DIRECTIONS:
Return all the data, word for word.

Segment Start: AVAILABLE DATA

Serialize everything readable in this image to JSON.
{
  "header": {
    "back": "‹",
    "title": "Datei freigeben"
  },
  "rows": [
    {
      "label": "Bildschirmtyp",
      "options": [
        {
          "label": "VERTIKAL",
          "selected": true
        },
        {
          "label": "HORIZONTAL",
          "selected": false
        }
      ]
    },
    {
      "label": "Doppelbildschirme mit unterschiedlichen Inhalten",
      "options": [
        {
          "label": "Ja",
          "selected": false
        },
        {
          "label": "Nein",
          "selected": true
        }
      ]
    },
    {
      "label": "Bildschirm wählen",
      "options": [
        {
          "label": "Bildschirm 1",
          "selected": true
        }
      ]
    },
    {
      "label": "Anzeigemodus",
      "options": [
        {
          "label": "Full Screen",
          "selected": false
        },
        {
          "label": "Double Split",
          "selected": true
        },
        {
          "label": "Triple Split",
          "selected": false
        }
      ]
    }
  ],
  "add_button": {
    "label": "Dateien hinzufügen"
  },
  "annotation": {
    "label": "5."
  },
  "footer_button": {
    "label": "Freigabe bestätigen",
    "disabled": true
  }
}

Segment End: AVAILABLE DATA

COMPLETED TASK:
Serialize everything readable in this image to JSON.
{
  "header": {
    "back": "‹",
    "title": "Datei freigeben"
  },
  "rows": [
    {
      "label": "Bildschirmtyp",
      "options": [
        {
          "label": "VERTIKAL",
          "selected": true
        },
        {
          "label": "HORIZONTAL",
          "selected": false
        }
      ]
    },
    {
      "label": "Doppelbildschirme mit unterschiedlichen Inhalten",
      "options": [
        {
          "label": "Ja",
          "selected": false
        },
        {
          "label": "Nein",
          "selected": true
        }
      ]
    },
    {
      "label": "Bildschirm wählen",
      "options": [
        {
          "label": "Bildschirm 1",
          "selected": true
        }
      ]
    },
    {
      "label": "Anzeigemodus",
      "options": [
        {
          "label": "Full Screen",
          "selected": false
        },
        {
          "label": "Double Split",
          "selected": true
        },
        {
          "label": "Triple Split",
          "selected": false
        }
      ]
    }
  ],
  "add_button": {
    "label": "Dateien hinzufügen"
  },
  "annotation": {
    "label": "5."
  },
  "footer_button": {
    "label": "Freigabe bestätigen",
    "disabled": true
  }
}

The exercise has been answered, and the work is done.